- Aboriginal community hopes trees will ‘come back to life’
PUBLISHED: 10:44 EST, 4 January 2013 | UPDATED: 12:33 EST, 4 January 2013
Two eucalyptus trees, featured in paintings by renowned Aboriginal artist Albert Namatjira, have been burned to the ground by arsonists.
The trees, known as Ghost Gums lined a road 15 miles from Alice Springs, Australian, and helped Namatjira establish his place in the world-wide art world when he painted them into his Twin Ghosts painting in the 1940s.
They were burnt down on December 30, just as they were being considered for inclusion on a heritage register.
Police said they had no doubt the trees, which get their name because of their white, spooky bark were set alight by vandals.

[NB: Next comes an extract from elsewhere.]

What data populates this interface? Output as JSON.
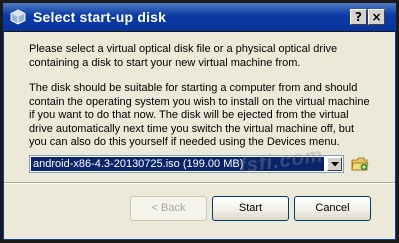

‘This is a sad moment in our history,’ said Miss Alison Anderson, the Northern Territory’s Indigenous Advancement Minister.
‘These trees were a landmark and very special to Aboriginal people in the area.
‘In his watercolours Namatjira brought the beauty of the Central Australian landscape to the world and helped make it a symbol of Australian identity.’
The trees featured on a stamp and were also included in the song I Am Australian.
Namatjira first came to the notice of Australian art circles in the late 1930s and by the late 1950s he had won international acclaim.
He was not without controversy, however – he died in 1959 at the age of 57, three months after serving time in jail for giving alcohol to members of his Aboriginal community.
His conviction was the subject of widespread controversy, critics of his imprisonment arguing it was racial discrimination.
But his paintings inspired so many around the world that they were sought by international auction houses and galleries. A painting of ghost gums sold at an auction last year for an estimated £20,000.
Standing beside the smouldering remains of the gum trees that were such an inspiration to the artist, Malcolm Connolly, a senior heritage officer, told of his shock at the vandal attack.
He told Fairfax Media he had gone to the site to check on the gum trees, which were to soon to be included in the Heritage List.
They were regarded as a deeply significant landmark, synonymous with Namatjira’s depiction of the desert country around Alice Springs and ghost gums as living spirits, he said.
Respected art critic and author of The Encyclopaedia of Australian Art, Sue McCulloch described the destruction of the gums that appeared in so many of Namatjira’s most well-known works as ‘appalling and a tragic act of cultural vandalism’.
But the Aboriginal community refuse to believe that all is lost.
‘I think that if the root system of the burned trees is still alive there can be regrowth,’ said Aboriginal advancement minister Miss Anderson.
She hopes that after a lot of rain the trees will ‘come back to life again.’